▽

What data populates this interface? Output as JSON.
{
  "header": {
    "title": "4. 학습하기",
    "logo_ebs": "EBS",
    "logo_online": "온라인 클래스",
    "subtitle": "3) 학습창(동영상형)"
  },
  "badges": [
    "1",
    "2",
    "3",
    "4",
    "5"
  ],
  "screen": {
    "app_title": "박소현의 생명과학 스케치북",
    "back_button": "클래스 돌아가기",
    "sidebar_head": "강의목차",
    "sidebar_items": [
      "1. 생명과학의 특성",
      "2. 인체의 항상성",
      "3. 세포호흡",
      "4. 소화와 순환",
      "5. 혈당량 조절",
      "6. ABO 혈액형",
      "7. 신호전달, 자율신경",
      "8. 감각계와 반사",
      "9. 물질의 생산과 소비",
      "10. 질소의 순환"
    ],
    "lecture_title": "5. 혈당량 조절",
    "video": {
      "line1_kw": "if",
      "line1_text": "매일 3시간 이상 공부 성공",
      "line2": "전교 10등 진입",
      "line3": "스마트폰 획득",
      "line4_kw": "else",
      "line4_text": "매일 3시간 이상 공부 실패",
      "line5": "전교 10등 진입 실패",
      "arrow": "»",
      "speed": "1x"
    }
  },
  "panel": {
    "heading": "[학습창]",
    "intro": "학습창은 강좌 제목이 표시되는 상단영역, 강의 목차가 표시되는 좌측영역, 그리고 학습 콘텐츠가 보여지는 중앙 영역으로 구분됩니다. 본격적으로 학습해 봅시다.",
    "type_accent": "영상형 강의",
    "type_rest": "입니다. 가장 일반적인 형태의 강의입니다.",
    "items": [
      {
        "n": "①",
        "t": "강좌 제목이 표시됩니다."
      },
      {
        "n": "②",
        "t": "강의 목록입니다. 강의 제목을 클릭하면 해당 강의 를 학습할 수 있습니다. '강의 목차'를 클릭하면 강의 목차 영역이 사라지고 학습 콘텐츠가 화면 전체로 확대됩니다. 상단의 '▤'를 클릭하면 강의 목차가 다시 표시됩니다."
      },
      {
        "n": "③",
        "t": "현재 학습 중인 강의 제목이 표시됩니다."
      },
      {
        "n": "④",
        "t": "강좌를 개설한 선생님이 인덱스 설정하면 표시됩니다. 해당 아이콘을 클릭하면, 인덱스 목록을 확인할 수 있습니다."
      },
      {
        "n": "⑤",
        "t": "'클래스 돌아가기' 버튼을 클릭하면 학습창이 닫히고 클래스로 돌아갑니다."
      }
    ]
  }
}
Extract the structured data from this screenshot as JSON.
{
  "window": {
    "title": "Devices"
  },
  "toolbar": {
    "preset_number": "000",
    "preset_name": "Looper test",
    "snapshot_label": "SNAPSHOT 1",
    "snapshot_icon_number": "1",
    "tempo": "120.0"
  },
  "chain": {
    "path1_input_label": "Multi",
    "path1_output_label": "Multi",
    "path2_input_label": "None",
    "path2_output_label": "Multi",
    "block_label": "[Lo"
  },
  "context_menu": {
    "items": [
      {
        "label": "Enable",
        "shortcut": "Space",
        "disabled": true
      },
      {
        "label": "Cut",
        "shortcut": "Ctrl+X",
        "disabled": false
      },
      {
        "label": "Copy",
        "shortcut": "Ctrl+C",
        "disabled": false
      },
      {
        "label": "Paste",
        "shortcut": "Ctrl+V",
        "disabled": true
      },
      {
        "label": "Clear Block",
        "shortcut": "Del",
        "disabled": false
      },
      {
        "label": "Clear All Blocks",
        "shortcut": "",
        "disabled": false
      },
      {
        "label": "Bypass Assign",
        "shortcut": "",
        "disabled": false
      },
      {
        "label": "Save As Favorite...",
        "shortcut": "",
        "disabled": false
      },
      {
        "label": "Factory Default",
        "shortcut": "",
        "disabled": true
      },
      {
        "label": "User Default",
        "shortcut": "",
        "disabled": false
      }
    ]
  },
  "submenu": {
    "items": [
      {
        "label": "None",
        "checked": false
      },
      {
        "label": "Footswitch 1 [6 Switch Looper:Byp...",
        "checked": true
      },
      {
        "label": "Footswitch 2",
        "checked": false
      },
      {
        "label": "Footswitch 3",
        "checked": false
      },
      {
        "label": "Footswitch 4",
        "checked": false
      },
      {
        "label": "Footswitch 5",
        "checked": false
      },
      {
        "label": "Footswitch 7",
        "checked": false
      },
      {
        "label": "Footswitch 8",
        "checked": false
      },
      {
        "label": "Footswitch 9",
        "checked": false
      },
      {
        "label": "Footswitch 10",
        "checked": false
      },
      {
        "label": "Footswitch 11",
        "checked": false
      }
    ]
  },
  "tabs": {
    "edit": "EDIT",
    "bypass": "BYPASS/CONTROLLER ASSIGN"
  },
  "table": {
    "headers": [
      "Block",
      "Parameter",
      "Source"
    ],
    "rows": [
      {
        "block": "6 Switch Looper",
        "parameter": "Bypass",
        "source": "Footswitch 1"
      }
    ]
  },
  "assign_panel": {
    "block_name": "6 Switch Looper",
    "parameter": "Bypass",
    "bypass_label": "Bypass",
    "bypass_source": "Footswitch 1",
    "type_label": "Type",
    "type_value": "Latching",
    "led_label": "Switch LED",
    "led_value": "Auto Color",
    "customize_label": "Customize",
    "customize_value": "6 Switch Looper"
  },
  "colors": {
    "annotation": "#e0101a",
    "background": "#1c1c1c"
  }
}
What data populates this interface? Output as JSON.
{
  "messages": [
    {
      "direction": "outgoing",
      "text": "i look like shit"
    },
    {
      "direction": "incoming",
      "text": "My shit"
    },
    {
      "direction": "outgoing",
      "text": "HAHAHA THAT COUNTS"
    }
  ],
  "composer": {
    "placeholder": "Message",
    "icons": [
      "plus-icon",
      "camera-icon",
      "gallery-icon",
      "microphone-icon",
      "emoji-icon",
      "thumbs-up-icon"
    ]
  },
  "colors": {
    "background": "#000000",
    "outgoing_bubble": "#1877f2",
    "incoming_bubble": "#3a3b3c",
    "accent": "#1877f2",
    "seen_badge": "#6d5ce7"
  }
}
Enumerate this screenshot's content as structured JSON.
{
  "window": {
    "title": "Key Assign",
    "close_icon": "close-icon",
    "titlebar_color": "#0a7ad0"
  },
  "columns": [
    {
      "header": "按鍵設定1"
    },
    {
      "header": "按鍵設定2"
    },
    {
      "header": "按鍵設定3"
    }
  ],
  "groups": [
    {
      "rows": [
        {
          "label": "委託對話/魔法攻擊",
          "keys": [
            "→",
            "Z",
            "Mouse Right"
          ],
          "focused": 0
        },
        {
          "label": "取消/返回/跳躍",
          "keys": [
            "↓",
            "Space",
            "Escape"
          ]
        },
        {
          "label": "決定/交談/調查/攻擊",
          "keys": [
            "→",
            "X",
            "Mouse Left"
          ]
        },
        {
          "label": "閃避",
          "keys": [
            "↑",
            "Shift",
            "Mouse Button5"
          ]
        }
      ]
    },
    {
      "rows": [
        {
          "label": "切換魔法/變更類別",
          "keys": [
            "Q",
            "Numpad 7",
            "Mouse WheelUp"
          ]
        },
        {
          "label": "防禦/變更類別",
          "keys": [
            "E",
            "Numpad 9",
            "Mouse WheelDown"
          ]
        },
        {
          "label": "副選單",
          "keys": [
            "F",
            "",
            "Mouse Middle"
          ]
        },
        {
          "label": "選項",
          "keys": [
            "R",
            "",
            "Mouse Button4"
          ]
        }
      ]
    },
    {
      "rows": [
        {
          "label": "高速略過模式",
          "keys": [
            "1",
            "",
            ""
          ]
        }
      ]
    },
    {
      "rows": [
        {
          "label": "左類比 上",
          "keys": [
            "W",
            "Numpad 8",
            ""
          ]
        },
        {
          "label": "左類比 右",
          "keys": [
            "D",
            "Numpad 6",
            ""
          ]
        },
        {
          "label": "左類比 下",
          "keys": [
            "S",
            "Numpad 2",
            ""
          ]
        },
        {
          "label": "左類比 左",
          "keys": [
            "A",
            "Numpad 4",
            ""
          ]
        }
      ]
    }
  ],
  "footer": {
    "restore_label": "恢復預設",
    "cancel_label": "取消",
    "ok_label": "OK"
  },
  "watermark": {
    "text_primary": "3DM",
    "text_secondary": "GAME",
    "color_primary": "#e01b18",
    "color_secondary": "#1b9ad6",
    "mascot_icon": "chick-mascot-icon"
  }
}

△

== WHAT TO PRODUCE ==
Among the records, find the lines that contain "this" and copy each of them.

== ANSWER FOR THE TASK ==
What data populates this interface? Output as JSON.
Extract the structured data from this screenshot as JSON.
What data populates this interface? Output as JSON.
Enumerate this screenshot's content as structured JSON.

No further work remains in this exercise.